*THE DATA*:
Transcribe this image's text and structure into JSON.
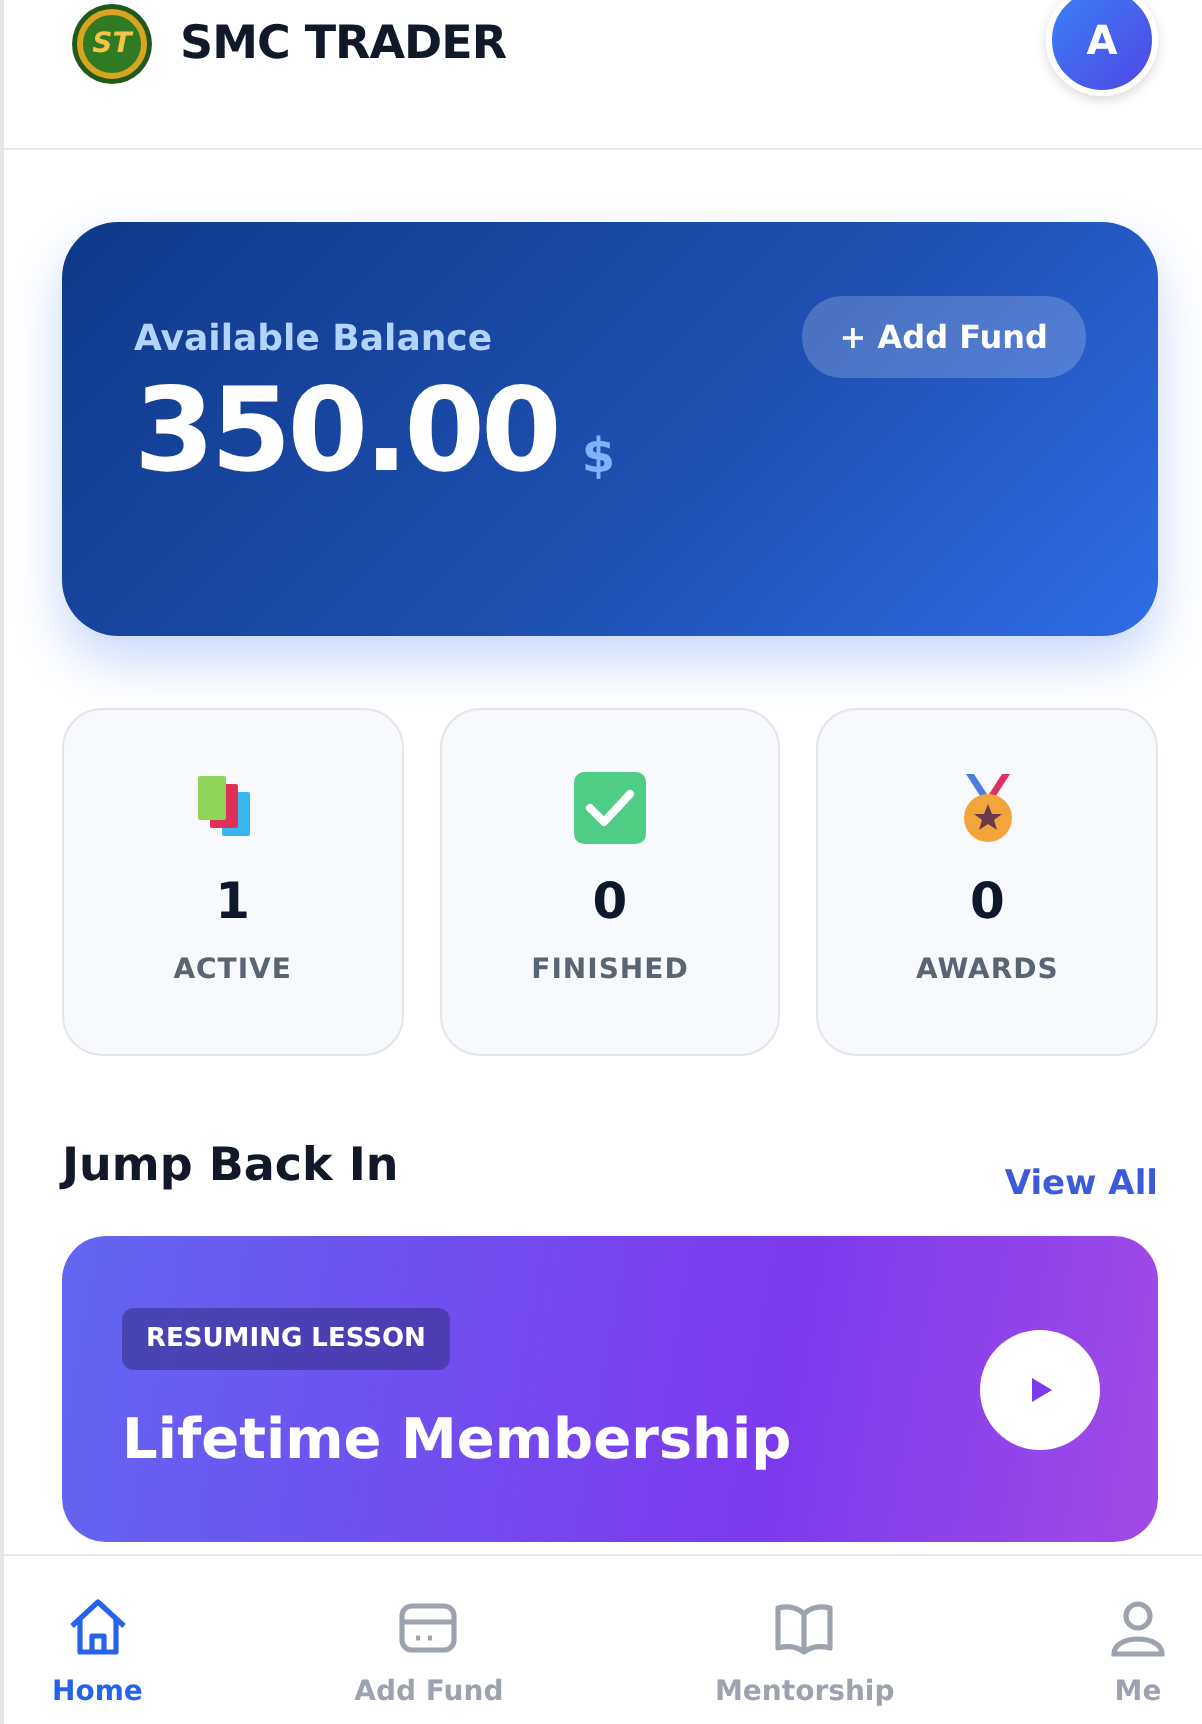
{
  "header": {
    "app_name": "SMC TRADER",
    "logo_text": "ST",
    "avatar": "A"
  },
  "balance": {
    "label": "Available Balance",
    "amount": "350.00",
    "currency": "$",
    "add_button": "+ Add Fund"
  },
  "stats": [
    {
      "kind": "books",
      "value": "1",
      "label": "ACTIVE"
    },
    {
      "kind": "check",
      "value": "0",
      "label": "FINISHED"
    },
    {
      "kind": "medal",
      "value": "0",
      "label": "AWARDS"
    }
  ],
  "section": {
    "title": "Jump Back In",
    "link": "View All"
  },
  "lesson": {
    "badge": "RESUMING LESSON",
    "title": "Lifetime Membership"
  },
  "nav": [
    {
      "kind": "home",
      "label": "Home",
      "selected": true
    },
    {
      "kind": "card",
      "label": "Add Fund",
      "selected": false
    },
    {
      "kind": "book",
      "label": "Mentorship",
      "selected": false
    },
    {
      "kind": "user",
      "label": "Me",
      "selected": false
    }
  ]
}
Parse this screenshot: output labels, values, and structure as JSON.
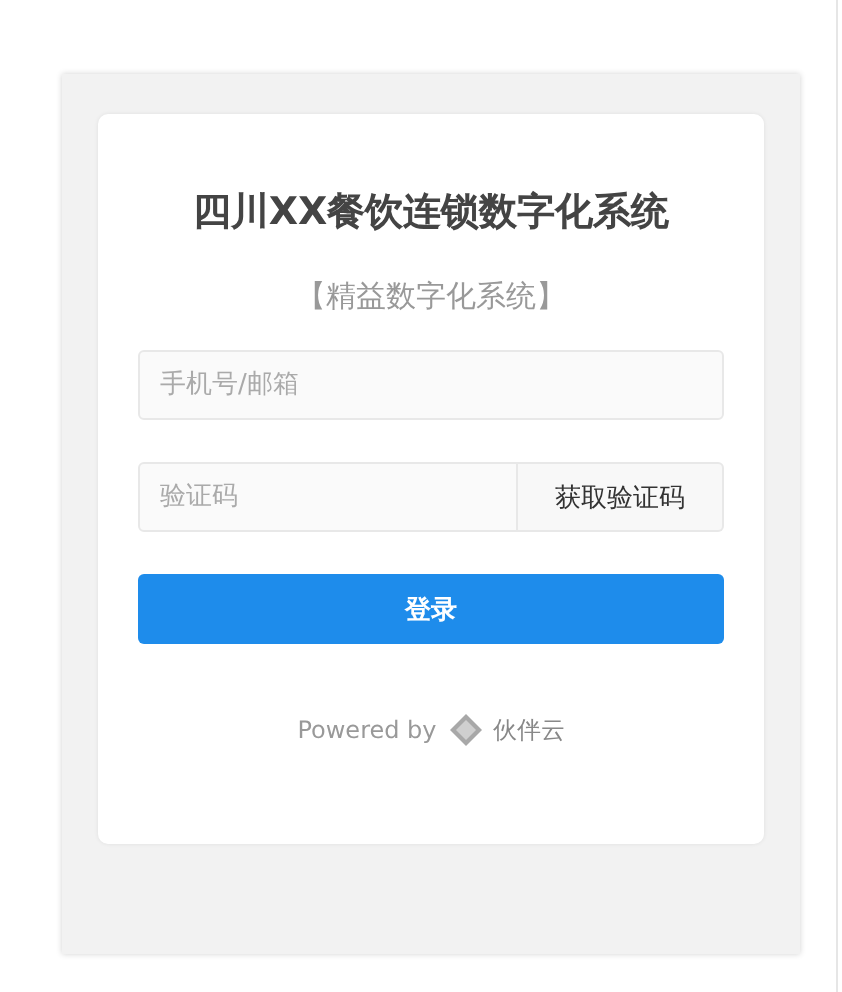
{
  "title": "四川XX餐饮连锁数字化系统",
  "subtitle": "【精益数字化系统】",
  "phone_field": {
    "placeholder": "手机号/邮箱"
  },
  "code_field": {
    "placeholder": "验证码"
  },
  "get_code_button": "获取验证码",
  "login_button": "登录",
  "footer": {
    "powered_by": "Powered by",
    "brand": "伙伴云"
  }
}
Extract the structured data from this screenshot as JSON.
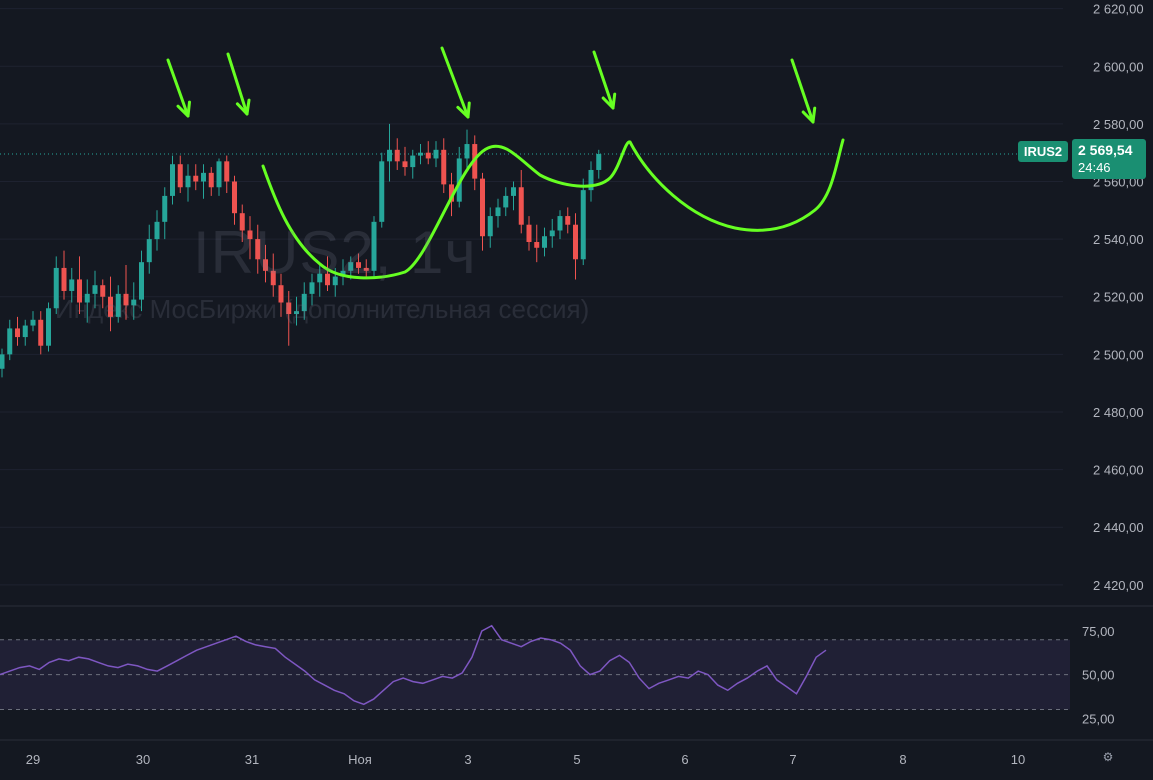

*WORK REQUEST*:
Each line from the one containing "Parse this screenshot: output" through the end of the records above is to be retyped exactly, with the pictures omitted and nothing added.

*WRITTEN ANSWER*:
Parse this screenshot: output labels, values, and structure as JSON.
{
  "title": "四川XX餐饮连锁数字化系统",
  "subtitle": "【精益数字化系统】",
  "phone_field": {
    "placeholder": "手机号/邮箱"
  },
  "code_field": {
    "placeholder": "验证码"
  },
  "get_code_button": "获取验证码",
  "login_button": "登录",
  "footer": {
    "powered_by": "Powered by",
    "brand": "伙伴云"
  }
}
Extract the structured data from this screenshot as JSON.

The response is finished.